Together with his former firm Herbert Smith Freehills, Weiniger helped Standard Chartered Bank win a US$148 million ICSID award against Tanzanian state power company Tanesco in September 2016. The co-counsel team persuaded a tribunal that it had been misled by Tanesco earlier in the case and should therefore revisit a decision to only grant declaratory relief. It is thought to be the first time an ICSID tribunal has reconsidered one of its substantive decisions. Annulment proceedings are pending, as is a separate ICSID claim that the team is helping the bank to bring against Tanzania.
On the state side, the firm helped Senegal to settle an ICSID claim brought by French cement company VICAT without any compensation paid by the state.
More work came from eastern Europe. As co-counsel with GAR 100 firm Fietta, Linklaters is acting for a private equity fund in an investment treaty claim against Poland relating to the expropriation of a stake in a bank. It continues to act in a €90 million treaty case against Estonia.
It defeated a US$1 billion LCIA claim for alleged breach of warranties in the sale of a majority interest in an eastern European steel entity.
Weiniger helped another client, Ukrainian real estate developer Arricano, win an LCIA award in May 2016 requiring a counterparty to hand over a majority stake in a Kiev shopping centre.
The firm helped a German client settle a US$1.3 billion dispute relating to construction of a steel plant in Brazil.

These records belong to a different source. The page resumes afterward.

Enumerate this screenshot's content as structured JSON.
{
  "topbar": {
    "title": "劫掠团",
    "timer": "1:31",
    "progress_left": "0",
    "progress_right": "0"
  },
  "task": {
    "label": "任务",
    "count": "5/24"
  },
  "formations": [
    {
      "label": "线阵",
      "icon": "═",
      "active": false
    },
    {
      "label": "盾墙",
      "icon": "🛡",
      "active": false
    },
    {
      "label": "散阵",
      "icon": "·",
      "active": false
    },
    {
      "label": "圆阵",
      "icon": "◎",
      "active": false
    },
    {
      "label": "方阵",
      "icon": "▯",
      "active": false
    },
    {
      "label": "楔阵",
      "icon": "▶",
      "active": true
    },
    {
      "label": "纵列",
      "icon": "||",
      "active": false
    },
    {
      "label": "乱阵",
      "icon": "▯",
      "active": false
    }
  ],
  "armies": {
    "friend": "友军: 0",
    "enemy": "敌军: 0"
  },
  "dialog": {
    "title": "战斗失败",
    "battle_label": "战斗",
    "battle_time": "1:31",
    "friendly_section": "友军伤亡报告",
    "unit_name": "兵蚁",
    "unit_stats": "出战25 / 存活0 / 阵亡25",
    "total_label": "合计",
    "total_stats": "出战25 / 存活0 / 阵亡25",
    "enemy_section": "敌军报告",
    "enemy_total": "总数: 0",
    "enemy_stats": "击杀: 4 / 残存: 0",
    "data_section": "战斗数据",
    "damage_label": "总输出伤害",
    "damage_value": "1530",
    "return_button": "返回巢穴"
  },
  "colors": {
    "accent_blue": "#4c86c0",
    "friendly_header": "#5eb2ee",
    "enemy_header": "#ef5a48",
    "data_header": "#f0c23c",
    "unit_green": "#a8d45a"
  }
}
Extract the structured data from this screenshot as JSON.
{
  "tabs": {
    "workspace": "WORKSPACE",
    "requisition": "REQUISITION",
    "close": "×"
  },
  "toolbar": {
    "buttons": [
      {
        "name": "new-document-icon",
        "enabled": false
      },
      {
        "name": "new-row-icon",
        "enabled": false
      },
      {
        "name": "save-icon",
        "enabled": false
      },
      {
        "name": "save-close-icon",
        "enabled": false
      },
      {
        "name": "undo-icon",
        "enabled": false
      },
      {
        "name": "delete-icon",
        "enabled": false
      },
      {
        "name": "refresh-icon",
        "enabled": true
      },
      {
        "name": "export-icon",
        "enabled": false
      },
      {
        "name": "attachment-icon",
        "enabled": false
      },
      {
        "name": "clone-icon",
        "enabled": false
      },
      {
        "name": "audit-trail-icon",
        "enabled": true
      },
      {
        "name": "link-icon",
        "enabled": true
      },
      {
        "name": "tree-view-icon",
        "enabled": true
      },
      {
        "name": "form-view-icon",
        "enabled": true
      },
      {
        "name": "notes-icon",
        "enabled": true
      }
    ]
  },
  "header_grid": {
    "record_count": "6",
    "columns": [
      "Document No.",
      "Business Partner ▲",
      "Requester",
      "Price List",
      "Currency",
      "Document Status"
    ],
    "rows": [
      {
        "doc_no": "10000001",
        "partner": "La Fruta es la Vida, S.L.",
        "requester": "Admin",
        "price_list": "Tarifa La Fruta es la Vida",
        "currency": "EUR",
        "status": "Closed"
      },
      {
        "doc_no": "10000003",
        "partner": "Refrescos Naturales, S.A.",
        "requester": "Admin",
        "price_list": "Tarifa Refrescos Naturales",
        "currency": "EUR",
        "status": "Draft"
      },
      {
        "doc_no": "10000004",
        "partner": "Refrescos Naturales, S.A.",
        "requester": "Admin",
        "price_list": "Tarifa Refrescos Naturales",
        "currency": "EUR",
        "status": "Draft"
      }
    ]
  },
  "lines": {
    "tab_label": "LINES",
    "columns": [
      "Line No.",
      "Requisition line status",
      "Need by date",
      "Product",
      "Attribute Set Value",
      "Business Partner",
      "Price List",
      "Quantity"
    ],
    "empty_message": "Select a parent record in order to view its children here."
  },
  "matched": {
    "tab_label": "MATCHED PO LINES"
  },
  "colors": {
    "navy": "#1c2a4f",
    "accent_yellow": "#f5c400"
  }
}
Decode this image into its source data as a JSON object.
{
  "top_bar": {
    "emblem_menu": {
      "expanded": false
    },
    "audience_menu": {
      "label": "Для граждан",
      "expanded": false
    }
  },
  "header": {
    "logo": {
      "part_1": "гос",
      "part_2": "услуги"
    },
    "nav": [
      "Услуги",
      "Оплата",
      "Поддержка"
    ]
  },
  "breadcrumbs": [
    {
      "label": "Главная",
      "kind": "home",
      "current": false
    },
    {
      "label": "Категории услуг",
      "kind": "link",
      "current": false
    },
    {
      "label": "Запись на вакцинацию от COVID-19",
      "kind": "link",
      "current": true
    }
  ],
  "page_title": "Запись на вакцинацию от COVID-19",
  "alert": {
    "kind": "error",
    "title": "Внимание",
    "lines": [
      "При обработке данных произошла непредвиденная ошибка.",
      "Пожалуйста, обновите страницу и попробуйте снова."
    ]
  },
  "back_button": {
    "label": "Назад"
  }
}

Alexandre Job, in-house counsel at Total, praises the firm’s “extensive experience in high-profile cases and ability in developing a global dispute strategy.” Andrew Plump is “a powerful advocate, a strong oral litigator, and he never hesitates to be hands on”. Pierre Duprey is meanwhile “very clever at combining legal tactics with the clients’ interests, and always keeps a cool head”.